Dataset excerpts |
####################
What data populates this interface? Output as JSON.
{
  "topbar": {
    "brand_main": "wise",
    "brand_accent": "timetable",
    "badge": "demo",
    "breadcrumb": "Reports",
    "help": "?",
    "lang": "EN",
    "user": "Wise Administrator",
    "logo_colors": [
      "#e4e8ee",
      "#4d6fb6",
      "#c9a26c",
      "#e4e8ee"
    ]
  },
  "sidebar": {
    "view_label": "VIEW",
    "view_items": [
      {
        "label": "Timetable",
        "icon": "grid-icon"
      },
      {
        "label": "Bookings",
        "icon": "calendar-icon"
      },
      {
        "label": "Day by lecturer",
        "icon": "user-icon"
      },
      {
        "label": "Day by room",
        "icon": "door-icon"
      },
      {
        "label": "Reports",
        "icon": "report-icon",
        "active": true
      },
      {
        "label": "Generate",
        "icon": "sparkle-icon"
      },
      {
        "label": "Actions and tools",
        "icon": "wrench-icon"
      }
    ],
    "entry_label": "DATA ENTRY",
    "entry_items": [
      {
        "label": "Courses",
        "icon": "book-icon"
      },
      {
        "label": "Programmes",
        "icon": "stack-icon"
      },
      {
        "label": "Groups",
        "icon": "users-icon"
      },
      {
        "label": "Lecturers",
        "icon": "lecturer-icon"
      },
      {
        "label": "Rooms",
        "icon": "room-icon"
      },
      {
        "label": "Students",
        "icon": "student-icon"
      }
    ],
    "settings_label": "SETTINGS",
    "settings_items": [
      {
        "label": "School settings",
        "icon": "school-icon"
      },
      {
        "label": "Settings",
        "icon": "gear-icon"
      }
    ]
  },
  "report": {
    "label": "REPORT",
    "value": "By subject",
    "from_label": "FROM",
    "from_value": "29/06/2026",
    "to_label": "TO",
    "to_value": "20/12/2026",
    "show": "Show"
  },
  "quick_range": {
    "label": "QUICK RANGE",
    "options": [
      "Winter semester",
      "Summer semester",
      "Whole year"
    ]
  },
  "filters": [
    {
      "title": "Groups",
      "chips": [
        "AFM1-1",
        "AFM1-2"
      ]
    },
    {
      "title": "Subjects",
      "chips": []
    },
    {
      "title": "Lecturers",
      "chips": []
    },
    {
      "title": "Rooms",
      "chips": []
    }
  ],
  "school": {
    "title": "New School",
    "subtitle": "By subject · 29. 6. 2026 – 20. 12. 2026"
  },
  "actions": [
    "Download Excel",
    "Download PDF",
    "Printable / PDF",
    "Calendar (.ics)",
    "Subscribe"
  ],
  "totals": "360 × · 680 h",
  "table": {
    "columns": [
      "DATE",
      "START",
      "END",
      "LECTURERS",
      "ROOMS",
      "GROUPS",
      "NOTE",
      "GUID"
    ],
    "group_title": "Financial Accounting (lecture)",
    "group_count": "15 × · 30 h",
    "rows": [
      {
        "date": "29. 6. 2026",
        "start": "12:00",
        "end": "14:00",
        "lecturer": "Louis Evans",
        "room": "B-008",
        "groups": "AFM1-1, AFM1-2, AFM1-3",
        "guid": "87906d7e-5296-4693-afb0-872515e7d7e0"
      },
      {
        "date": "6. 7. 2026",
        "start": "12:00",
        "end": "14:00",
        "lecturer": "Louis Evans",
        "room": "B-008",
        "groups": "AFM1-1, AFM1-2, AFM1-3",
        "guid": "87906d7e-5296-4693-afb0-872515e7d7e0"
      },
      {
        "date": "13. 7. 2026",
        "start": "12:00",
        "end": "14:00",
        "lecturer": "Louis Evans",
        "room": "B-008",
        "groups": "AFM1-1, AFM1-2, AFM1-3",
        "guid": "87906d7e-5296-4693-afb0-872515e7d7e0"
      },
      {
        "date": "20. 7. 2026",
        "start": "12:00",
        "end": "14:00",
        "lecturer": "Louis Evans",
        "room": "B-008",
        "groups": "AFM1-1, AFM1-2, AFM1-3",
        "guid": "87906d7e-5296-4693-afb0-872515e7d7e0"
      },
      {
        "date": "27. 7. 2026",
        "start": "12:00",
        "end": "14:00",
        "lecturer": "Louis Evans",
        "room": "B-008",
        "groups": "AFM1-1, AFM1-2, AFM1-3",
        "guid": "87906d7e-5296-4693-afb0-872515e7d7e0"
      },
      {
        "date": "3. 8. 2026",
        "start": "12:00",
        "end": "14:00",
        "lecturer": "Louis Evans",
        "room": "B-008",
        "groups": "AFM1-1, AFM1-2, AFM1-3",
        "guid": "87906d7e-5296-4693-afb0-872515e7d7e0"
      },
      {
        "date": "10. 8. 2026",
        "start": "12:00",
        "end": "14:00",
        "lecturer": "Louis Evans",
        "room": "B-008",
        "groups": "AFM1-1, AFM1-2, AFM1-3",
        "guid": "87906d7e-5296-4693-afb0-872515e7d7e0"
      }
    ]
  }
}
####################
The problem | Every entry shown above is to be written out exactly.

The completed task |
What data populates this interface? Output as JSON.
{
  "topbar": {
    "brand_main": "wise",
    "brand_accent": "timetable",
    "badge": "demo",
    "breadcrumb": "Reports",
    "help": "?",
    "lang": "EN",
    "user": "Wise Administrator",
    "logo_colors": [
      "#e4e8ee",
      "#4d6fb6",
      "#c9a26c",
      "#e4e8ee"
    ]
  },
  "sidebar": {
    "view_label": "VIEW",
    "view_items": [
      {
        "label": "Timetable",
        "icon": "grid-icon"
      },
      {
        "label": "Bookings",
        "icon": "calendar-icon"
      },
      {
        "label": "Day by lecturer",
        "icon": "user-icon"
      },
      {
        "label": "Day by room",
        "icon": "door-icon"
      },
      {
        "label": "Reports",
        "icon": "report-icon",
        "active": true
      },
      {
        "label": "Generate",
        "icon": "sparkle-icon"
      },
      {
        "label": "Actions and tools",
        "icon": "wrench-icon"
      }
    ],
    "entry_label": "DATA ENTRY",
    "entry_items": [
      {
        "label": "Courses",
        "icon": "book-icon"
      },
      {
        "label": "Programmes",
        "icon": "stack-icon"
      },
      {
        "label": "Groups",
        "icon": "users-icon"
      },
      {
        "label": "Lecturers",
        "icon": "lecturer-icon"
      },
      {
        "label": "Rooms",
        "icon": "room-icon"
      },
      {
        "label": "Students",
        "icon": "student-icon"
      }
    ],
    "settings_label": "SETTINGS",
    "settings_items": [
      {
        "label": "School settings",
        "icon": "school-icon"
      },
      {
        "label": "Settings",
        "icon": "gear-icon"
      }
    ]
  },
  "report": {
    "label": "REPORT",
    "value": "By subject",
    "from_label": "FROM",
    "from_value": "29/06/2026",
    "to_label": "TO",
    "to_value": "20/12/2026",
    "show": "Show"
  },
  "quick_range": {
    "label": "QUICK RANGE",
    "options": [
      "Winter semester",
      "Summer semester",
      "Whole year"
    ]
  },
  "filters": [
    {
      "title": "Groups",
      "chips": [
        "AFM1-1",
        "AFM1-2"
      ]
    },
    {
      "title": "Subjects",
      "chips": []
    },
    {
      "title": "Lecturers",
      "chips": []
    },
    {
      "title": "Rooms",
      "chips": []
    }
  ],
  "school": {
    "title": "New School",
    "subtitle": "By subject · 29. 6. 2026 – 20. 12. 2026"
  },
  "actions": [
    "Download Excel",
    "Download PDF",
    "Printable / PDF",
    "Calendar (.ics)",
    "Subscribe"
  ],
  "totals": "360 × · 680 h",
  "table": {
    "columns": [
      "DATE",
      "START",
      "END",
      "LECTURERS",
      "ROOMS",
      "GROUPS",
      "NOTE",
      "GUID"
    ],
    "group_title": "Financial Accounting (lecture)",
    "group_count": "15 × · 30 h",
    "rows": [
      {
        "date": "29. 6. 2026",
        "start": "12:00",
        "end": "14:00",
        "lecturer": "Louis Evans",
        "room": "B-008",
        "groups": "AFM1-1, AFM1-2, AFM1-3",
        "guid": "87906d7e-5296-4693-afb0-872515e7d7e0"
      },
      {
        "date": "6. 7. 2026",
        "start": "12:00",
        "end": "14:00",
        "lecturer": "Louis Evans",
        "room": "B-008",
        "groups": "AFM1-1, AFM1-2, AFM1-3",
        "guid": "87906d7e-5296-4693-afb0-872515e7d7e0"
      },
      {
        "date": "13. 7. 2026",
        "start": "12:00",
        "end": "14:00",
        "lecturer": "Louis Evans",
        "room": "B-008",
        "groups": "AFM1-1, AFM1-2, AFM1-3",
        "guid": "87906d7e-5296-4693-afb0-872515e7d7e0"
      },
      {
        "date": "20. 7. 2026",
        "start": "12:00",
        "end": "14:00",
        "lecturer": "Louis Evans",
        "room": "B-008",
        "groups": "AFM1-1, AFM1-2, AFM1-3",
        "guid": "87906d7e-5296-4693-afb0-872515e7d7e0"
      },
      {
        "date": "27. 7. 2026",
        "start": "12:00",
        "end": "14:00",
        "lecturer": "Louis Evans",
        "room": "B-008",
        "groups": "AFM1-1, AFM1-2, AFM1-3",
        "guid": "87906d7e-5296-4693-afb0-872515e7d7e0"
      },
      {
        "date": "3. 8. 2026",
        "start": "12:00",
        "end": "14:00",
        "lecturer": "Louis Evans",
        "room": "B-008",
        "groups": "AFM1-1, AFM1-2, AFM1-3",
        "guid": "87906d7e-5296-4693-afb0-872515e7d7e0"
      },
      {
        "date": "10. 8. 2026",
        "start": "12:00",
        "end": "14:00",
        "lecturer": "Louis Evans",
        "room": "B-008",
        "groups": "AFM1-1, AFM1-2, AFM1-3",
        "guid": "87906d7e-5296-4693-afb0-872515e7d7e0"
      }
    ]
  }
}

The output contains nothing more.